We are not living in an “entrepreneurial-friendly” climate. The economy is in the proverbial toilet. Health care costs continue to increase. However, on January 20 President-elect Barack Obama will take office, and if he fulfills his campaign promises for businesses and health care, aspiring entrepreneurs will have a chance to fulfill their dreams.
What are those campaign promises? Let’s start with statements Obama made this week during a press conference. “The pursuit of a new energy economy requires a sustained, all-hands-on-deck effort because the foundation of our energy independence is right here, in America – in the power of wind and solar; in new crops and new technologies; in the innovation of our scientists and entrepreneurs, and the dedication and skill of our workforce.”
Obama plans to create a Social Investment Fund Network that would use federal money to “leverage private sector funding to improve local innovation, test the impact of new ideas, and expand successful programs to scale.”
Obama’s transitional website, Change.gov lists what he proposes to do to help businesses. Three items stand out:
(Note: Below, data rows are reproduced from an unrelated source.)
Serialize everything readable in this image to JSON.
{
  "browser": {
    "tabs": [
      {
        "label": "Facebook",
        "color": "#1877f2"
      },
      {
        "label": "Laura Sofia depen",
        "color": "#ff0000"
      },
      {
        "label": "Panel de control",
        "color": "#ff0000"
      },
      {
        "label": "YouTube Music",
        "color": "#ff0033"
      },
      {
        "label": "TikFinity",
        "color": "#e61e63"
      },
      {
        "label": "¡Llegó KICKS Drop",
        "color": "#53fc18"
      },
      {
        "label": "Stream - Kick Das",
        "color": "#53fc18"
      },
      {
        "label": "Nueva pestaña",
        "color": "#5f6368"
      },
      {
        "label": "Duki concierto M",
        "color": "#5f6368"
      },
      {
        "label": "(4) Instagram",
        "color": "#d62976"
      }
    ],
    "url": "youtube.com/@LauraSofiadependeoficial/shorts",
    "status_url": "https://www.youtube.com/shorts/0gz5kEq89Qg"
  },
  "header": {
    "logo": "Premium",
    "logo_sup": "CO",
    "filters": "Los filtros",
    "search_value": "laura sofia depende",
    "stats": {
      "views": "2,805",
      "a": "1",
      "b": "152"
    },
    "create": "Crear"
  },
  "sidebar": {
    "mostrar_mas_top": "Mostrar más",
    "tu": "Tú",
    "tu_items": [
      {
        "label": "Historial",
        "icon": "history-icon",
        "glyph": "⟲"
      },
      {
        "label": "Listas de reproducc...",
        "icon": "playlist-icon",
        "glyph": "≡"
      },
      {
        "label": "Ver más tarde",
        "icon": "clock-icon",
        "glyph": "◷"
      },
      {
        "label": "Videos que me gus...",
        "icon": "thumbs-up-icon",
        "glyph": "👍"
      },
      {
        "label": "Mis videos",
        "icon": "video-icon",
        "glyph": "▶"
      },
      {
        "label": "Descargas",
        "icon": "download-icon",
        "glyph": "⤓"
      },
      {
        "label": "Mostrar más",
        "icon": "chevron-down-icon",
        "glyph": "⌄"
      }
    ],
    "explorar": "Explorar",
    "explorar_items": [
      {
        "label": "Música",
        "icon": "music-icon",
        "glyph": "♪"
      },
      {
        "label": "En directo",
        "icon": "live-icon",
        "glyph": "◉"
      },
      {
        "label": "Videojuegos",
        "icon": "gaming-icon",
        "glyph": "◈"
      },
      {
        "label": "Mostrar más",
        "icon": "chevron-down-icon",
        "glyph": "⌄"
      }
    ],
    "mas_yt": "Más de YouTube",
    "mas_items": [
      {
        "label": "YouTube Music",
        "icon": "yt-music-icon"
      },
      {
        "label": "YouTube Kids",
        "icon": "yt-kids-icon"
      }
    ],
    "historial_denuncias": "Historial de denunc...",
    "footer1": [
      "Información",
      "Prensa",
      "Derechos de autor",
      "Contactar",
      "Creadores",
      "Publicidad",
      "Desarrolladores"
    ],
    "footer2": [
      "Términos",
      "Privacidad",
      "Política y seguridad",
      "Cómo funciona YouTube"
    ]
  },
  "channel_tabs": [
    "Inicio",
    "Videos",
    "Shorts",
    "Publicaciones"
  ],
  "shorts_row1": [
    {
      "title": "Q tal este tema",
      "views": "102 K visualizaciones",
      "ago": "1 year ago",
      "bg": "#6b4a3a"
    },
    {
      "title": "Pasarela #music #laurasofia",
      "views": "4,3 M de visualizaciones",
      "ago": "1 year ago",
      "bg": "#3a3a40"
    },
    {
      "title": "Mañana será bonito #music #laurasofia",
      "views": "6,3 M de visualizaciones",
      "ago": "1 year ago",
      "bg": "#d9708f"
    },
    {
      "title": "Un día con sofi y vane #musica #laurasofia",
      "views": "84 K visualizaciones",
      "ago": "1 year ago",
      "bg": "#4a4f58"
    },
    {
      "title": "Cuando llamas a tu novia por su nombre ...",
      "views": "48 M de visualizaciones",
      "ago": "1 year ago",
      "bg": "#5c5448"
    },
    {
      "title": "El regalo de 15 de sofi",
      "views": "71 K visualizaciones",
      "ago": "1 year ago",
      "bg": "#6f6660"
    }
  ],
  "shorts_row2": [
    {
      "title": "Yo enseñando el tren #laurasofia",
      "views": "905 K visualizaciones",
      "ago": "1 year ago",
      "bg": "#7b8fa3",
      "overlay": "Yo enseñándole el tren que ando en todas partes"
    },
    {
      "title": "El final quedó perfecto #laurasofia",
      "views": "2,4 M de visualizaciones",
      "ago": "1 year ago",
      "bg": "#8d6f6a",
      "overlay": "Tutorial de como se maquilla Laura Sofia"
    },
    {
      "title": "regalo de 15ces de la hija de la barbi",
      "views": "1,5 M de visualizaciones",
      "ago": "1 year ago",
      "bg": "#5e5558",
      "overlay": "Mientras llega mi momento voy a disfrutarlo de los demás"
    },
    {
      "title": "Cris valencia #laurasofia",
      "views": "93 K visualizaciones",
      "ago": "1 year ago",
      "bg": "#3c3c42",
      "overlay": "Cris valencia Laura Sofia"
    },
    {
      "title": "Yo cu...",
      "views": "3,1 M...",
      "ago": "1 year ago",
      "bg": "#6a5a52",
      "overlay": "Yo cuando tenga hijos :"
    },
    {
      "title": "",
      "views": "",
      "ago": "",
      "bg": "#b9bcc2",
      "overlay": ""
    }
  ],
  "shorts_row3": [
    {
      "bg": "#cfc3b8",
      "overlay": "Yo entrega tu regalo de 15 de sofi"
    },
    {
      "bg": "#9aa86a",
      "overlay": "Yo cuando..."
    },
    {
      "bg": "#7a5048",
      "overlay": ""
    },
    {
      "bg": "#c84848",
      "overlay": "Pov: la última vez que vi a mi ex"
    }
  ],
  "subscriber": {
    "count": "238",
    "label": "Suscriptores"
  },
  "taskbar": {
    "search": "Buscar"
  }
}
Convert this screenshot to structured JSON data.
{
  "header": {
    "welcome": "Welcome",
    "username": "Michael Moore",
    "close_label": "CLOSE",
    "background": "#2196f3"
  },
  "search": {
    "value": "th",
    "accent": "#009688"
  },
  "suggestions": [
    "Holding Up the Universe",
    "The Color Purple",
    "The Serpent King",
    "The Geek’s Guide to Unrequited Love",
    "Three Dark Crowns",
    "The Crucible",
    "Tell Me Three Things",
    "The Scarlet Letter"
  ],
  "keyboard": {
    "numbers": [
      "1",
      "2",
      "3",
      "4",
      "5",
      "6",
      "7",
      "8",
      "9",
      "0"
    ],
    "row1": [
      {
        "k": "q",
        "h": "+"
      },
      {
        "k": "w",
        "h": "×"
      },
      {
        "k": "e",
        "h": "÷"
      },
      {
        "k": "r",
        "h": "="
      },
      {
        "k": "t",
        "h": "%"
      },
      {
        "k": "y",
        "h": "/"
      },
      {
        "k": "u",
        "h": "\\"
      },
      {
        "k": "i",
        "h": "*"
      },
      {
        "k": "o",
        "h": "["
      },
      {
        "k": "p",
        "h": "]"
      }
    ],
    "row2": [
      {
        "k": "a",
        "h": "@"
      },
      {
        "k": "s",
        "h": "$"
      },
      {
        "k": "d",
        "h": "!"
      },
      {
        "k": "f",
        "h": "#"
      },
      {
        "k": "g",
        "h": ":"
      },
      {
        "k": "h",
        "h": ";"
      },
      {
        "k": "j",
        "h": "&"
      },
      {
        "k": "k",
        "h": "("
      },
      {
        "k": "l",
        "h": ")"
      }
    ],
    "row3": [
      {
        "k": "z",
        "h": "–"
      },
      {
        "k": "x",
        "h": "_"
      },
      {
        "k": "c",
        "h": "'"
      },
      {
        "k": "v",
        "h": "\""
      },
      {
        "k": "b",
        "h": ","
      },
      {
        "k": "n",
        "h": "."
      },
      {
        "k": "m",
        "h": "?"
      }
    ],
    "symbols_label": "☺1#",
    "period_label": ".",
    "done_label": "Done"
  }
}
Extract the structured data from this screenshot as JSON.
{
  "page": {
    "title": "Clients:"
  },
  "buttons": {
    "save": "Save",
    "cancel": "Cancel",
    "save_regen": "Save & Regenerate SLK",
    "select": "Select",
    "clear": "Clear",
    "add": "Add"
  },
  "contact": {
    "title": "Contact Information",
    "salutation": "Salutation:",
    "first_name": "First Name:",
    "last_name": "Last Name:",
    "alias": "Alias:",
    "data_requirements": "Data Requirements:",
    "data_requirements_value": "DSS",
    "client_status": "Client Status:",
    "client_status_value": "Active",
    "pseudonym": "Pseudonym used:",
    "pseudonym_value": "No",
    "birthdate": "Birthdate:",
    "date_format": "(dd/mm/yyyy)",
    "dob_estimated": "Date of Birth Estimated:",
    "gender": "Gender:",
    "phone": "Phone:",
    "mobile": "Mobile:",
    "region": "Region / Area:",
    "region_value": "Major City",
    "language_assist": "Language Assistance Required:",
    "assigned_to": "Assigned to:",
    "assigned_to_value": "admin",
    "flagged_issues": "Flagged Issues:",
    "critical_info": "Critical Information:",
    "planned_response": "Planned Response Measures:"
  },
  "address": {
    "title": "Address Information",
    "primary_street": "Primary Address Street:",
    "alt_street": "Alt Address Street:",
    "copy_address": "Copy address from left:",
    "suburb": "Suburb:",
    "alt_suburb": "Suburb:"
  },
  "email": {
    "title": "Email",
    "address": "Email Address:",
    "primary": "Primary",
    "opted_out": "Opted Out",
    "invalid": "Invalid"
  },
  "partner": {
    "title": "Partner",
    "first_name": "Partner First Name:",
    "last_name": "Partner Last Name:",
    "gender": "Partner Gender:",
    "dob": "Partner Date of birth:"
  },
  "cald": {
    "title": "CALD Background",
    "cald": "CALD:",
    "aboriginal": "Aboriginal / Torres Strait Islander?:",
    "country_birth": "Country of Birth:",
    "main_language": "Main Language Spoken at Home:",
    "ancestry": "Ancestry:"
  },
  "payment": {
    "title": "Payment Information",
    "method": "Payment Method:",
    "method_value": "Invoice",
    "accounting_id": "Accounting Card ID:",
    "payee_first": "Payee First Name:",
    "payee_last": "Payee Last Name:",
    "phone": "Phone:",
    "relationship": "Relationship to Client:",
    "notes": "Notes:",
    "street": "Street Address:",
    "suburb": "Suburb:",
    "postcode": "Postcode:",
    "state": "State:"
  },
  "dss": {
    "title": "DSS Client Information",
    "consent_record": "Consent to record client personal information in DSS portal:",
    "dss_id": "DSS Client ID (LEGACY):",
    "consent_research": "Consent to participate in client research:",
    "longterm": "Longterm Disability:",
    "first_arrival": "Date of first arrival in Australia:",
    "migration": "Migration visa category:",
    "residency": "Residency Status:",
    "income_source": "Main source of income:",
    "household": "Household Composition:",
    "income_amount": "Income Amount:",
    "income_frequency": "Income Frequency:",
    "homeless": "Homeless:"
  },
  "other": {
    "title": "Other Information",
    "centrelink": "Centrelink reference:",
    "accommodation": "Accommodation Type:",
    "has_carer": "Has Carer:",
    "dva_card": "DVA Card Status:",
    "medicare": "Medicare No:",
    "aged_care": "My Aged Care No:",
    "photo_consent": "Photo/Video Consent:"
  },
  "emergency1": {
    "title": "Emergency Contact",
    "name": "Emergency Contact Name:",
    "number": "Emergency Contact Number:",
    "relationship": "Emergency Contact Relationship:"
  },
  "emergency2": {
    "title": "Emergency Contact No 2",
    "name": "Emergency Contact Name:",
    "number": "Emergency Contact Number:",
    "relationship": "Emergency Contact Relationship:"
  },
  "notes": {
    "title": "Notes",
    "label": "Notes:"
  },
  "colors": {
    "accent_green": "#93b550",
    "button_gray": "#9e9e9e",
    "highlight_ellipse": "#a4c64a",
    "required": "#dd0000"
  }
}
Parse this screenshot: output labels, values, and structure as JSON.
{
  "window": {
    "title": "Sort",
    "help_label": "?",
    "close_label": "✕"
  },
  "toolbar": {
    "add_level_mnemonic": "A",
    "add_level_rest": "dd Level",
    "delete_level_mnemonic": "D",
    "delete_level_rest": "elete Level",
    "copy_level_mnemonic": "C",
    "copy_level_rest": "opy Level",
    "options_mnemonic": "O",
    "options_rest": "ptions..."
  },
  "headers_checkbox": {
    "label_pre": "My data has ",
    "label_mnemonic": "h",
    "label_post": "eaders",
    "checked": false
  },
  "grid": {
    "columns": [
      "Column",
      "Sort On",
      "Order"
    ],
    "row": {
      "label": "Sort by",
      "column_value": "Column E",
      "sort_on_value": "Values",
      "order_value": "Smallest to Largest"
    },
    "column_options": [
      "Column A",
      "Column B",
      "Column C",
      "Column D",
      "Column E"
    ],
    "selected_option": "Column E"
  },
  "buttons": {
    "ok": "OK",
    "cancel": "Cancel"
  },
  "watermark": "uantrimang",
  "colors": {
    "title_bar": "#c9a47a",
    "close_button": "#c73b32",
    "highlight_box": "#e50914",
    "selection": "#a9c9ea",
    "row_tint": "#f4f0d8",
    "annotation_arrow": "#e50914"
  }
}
1. Create a national network of public-private business incubators and invest $250 million a year to create more incubators in “disadvantaged communities.”
2. Create an Advanced Manufacturing Fund that will invest in the “most compelling advanced manufacturing strategies.” It will be based on the Michigan 21st Century Jobs Fund which awarded over $125 million to innovative Michigan businesses.
3. Provide double funding for the Manufacturing Extension Partnership (MEP). MEP works with manufacturers to “improve efficiency, implement new technology and strengthen company growth.”
Last month a half a million jobs were lost in the U.S. Obama also plans to give tax credits to companies that add jobs in the U.S. Businesses will receive a $3,000 tax credit for every additional full-time employee hired.
Obama plans to help small businesses by giving them temporary tax incentives, eliminating capital gains taxes on investments made in small and start-up businesses, and making credit available to small businesses.
A better health care system would help businesses
A study released last February by the National Coalition on Healthcare (NCHC) revealed that health insurance premiums for employers increased almost five times faster than inflation. Premiums for employers increased almost 100 percent, but wages increased only 24 percent between 2000 and 2007. Higher premiums are a “drag on economic growth,” according to the study, because the job growth rate slows and wages are suppressed.
Last September the Urban Institute released a study that showed small businesses are more affected by rising health insurance premiums than large businesses. In 2006, only 35 percent of businesses with less than 10 workers offered health insurance to employees, but 98 percent of businesses with 1,000 or more workers did. Small businesses pay “significantly more” for the same health benefits than large businesses do.
The National Association of Professional Employer Organizations surveyed 365 of its
small business members, and found that almost one in 10 said they would drop health benefits in 2008 or were not sure of continuing coverage due to costs. The members said their premiums increased by as much as 10 percent in 2007.
Among Obama’s plans to reform the health care system are plans to help small businesses provide affordable health insurance to their employees by creating a Small Business Health Tax Credit. Other plans include establishing a public health insurance plan that is based on benefits available to Congress that would allow small businesses to buy health affordable health coverage.